▶ **Instructions to follow**
The answer must be every line of the data that holds the word "title".

▶ **Data for analysis**

..........

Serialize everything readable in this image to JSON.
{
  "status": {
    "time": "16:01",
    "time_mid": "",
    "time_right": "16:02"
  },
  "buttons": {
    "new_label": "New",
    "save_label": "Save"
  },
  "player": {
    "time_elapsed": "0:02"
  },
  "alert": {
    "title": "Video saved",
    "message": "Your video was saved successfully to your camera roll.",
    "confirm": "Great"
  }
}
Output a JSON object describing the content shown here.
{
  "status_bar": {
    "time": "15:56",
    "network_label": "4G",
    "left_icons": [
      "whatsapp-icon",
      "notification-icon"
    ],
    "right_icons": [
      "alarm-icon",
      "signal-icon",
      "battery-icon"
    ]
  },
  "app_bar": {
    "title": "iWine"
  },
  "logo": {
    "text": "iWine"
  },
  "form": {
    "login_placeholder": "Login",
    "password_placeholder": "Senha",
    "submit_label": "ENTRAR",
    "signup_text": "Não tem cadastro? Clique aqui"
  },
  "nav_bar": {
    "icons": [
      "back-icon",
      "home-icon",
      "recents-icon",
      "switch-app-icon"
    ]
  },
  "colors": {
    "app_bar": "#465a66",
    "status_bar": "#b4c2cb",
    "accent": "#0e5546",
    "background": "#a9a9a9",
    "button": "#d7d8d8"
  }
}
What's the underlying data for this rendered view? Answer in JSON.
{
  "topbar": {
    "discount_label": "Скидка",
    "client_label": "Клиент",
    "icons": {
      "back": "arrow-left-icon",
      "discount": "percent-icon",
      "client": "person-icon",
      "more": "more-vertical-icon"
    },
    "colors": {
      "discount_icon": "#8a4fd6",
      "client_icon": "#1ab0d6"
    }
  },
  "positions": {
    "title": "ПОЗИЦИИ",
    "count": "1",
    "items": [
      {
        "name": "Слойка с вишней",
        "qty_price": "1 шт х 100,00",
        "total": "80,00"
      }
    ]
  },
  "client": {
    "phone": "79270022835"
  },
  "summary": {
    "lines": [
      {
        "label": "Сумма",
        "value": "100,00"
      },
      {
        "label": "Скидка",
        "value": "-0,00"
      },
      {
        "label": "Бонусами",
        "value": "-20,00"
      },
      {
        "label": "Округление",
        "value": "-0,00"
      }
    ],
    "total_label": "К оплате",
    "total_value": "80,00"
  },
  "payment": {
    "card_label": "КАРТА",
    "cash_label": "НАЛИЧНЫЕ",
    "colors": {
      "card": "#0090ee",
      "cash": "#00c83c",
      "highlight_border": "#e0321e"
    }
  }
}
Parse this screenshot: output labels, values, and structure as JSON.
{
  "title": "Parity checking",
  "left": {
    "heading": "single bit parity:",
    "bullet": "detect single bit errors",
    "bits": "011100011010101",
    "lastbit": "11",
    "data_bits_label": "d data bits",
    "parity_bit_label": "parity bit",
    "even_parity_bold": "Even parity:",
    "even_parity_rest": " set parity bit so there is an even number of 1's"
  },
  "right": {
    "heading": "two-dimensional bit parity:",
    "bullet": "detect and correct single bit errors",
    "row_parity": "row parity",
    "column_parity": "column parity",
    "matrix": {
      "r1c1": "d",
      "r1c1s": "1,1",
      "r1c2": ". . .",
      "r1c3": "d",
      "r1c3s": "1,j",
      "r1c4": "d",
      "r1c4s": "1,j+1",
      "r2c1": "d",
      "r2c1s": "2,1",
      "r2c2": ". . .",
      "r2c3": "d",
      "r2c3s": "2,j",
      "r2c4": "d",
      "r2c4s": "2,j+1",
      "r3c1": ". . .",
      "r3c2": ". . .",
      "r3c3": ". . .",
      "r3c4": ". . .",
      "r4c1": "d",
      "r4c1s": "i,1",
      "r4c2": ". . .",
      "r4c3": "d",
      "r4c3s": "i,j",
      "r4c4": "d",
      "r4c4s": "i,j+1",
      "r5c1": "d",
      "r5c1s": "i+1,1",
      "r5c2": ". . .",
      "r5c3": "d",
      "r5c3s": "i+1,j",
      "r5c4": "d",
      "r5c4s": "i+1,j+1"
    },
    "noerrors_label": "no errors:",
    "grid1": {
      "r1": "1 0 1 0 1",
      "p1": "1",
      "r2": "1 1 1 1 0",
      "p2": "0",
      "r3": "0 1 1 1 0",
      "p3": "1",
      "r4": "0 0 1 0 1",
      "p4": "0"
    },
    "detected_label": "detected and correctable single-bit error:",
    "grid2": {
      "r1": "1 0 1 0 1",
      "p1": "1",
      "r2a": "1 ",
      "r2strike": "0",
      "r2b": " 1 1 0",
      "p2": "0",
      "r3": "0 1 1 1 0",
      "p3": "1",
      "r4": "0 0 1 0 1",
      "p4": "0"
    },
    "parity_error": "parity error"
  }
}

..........

▶ **Solution for this task**
    "title": "Video saved",
    "title": "iWine"
    "title": "ПОЗИЦИИ",
  "title": "Parity checking",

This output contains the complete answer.